Work instructions: Filter this data down to the lines that hold "title", and copy them.

(Dataset rows for apps and sites)
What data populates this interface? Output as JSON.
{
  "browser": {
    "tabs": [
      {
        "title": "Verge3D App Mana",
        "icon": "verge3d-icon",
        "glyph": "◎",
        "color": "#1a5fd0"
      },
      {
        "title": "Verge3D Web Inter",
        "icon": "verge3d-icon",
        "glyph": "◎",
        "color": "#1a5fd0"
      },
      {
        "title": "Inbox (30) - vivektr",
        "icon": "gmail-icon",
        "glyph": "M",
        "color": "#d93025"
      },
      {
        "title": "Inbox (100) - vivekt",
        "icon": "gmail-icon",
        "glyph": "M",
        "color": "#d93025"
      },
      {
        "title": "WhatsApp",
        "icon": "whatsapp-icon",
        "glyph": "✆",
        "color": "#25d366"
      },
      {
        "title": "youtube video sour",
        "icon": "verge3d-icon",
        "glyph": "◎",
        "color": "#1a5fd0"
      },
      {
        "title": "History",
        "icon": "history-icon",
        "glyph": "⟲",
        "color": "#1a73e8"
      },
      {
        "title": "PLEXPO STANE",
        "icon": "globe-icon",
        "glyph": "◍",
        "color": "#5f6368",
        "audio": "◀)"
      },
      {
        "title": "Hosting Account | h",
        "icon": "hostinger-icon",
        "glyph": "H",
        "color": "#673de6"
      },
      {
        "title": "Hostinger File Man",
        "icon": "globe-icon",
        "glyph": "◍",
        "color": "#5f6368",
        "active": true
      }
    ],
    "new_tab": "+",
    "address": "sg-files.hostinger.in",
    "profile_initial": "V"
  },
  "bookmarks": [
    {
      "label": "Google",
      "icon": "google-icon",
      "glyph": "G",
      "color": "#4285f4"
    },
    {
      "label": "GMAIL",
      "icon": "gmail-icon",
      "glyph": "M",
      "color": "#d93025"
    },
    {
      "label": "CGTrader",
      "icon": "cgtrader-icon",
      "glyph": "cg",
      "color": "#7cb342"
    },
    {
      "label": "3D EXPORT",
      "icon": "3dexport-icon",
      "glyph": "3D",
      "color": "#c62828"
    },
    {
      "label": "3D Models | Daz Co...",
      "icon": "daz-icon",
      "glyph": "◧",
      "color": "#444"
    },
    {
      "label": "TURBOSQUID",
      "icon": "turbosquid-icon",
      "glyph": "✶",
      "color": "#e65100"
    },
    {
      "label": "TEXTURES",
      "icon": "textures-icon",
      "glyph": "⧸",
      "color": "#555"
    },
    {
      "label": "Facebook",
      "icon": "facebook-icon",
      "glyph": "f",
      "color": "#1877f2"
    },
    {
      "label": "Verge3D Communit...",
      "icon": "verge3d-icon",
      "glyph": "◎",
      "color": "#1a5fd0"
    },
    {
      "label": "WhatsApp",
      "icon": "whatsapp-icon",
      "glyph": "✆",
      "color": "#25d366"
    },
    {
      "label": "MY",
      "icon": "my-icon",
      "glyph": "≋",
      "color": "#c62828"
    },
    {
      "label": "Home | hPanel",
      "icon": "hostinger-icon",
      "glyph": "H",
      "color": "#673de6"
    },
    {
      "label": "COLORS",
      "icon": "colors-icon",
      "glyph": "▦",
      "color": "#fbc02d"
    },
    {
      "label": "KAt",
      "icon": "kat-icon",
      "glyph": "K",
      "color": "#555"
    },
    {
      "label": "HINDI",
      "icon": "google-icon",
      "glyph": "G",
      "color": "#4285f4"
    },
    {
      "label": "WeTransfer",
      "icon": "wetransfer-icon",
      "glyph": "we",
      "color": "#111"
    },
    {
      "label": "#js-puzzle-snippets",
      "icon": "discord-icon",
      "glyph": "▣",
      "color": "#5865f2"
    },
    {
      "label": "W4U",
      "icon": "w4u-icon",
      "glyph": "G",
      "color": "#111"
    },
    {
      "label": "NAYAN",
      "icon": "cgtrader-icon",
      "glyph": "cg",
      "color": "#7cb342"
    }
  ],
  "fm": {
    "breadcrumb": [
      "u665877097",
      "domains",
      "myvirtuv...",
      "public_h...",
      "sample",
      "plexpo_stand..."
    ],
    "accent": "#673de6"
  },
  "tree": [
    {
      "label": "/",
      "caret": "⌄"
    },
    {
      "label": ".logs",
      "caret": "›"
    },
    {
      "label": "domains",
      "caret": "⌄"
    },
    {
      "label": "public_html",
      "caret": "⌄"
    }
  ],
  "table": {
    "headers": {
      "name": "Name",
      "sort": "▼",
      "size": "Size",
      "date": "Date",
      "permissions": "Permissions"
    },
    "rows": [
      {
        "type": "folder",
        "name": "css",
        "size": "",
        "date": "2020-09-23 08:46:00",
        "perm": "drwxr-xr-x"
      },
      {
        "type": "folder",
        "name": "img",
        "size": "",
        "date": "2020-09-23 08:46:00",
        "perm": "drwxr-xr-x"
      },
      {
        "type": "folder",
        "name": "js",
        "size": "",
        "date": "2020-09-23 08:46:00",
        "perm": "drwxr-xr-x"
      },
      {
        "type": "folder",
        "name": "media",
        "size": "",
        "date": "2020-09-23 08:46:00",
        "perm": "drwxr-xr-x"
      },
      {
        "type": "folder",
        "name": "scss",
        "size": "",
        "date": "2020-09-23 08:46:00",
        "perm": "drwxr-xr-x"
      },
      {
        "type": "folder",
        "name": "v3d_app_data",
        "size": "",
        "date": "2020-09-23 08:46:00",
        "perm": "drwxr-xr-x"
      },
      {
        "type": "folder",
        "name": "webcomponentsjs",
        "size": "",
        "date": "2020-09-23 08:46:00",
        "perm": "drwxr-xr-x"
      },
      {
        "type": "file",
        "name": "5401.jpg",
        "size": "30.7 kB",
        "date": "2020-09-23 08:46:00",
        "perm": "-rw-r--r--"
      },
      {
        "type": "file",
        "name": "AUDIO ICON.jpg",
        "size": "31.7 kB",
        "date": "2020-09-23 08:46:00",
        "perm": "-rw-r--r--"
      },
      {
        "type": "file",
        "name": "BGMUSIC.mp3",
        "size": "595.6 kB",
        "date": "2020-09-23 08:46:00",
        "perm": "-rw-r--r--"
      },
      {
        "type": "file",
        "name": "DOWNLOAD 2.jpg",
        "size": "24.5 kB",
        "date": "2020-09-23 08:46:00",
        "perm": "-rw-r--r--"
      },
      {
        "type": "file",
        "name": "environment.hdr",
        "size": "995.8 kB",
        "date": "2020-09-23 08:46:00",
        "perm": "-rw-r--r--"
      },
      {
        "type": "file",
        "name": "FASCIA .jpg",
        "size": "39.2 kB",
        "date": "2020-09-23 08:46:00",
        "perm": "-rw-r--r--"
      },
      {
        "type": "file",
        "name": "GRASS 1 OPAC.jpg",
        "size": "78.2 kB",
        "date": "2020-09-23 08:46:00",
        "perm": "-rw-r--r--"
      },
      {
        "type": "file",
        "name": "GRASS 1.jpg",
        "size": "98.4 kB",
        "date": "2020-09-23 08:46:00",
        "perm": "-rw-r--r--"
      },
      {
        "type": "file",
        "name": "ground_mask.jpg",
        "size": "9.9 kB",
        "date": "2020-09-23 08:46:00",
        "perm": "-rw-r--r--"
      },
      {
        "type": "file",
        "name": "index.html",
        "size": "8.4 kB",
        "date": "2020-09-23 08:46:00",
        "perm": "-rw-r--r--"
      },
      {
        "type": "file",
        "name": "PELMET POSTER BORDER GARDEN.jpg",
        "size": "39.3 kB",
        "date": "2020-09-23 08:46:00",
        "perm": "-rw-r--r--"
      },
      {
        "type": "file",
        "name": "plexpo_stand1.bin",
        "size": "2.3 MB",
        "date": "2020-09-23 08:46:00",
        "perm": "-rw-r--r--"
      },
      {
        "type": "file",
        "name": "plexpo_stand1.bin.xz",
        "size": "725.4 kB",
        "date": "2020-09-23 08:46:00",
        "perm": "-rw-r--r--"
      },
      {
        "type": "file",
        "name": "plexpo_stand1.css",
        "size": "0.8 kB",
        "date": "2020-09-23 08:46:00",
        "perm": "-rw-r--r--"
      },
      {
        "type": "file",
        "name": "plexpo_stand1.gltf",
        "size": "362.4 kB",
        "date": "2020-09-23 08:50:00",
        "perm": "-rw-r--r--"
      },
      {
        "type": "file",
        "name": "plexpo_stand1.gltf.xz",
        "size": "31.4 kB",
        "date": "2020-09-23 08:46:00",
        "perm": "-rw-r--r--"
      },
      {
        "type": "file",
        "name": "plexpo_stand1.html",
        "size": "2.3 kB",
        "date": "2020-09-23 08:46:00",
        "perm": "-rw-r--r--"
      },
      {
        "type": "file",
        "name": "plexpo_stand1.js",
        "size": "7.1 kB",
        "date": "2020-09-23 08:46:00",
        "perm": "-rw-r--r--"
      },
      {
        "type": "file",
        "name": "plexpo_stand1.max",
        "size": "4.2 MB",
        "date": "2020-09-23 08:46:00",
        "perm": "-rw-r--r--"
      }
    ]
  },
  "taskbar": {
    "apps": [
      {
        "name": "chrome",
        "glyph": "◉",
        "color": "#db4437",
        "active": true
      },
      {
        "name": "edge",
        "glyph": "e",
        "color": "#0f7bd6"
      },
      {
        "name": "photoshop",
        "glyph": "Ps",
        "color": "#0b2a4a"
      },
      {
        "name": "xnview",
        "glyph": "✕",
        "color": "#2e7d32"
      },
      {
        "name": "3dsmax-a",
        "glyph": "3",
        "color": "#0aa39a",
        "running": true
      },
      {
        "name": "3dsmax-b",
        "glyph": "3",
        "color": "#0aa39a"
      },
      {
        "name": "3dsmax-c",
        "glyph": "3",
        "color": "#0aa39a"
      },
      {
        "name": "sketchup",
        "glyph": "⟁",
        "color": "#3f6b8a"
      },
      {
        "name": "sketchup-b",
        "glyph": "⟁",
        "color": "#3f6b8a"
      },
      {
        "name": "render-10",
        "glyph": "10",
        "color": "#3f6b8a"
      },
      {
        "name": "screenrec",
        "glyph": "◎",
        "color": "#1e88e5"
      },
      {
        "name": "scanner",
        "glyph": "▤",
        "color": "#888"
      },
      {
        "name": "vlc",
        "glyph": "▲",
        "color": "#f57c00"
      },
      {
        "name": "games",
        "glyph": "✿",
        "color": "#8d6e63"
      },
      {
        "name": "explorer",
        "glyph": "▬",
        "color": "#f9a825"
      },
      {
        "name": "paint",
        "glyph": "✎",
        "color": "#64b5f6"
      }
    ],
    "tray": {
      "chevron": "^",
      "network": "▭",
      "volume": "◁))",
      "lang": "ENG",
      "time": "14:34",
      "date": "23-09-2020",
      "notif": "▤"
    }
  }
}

Response to the exercise:
        "title": "Verge3D App Mana",
        "title": "Verge3D Web Inter",
        "title": "Inbox (30) - vivektr",
        "title": "Inbox (100) - vivekt",
        "title": "WhatsApp",
        "title": "youtube video sour",
        "title": "History",
        "title": "PLEXPO STANE",
        "title": "Hosting Account | h",
        "title": "Hostinger File Man",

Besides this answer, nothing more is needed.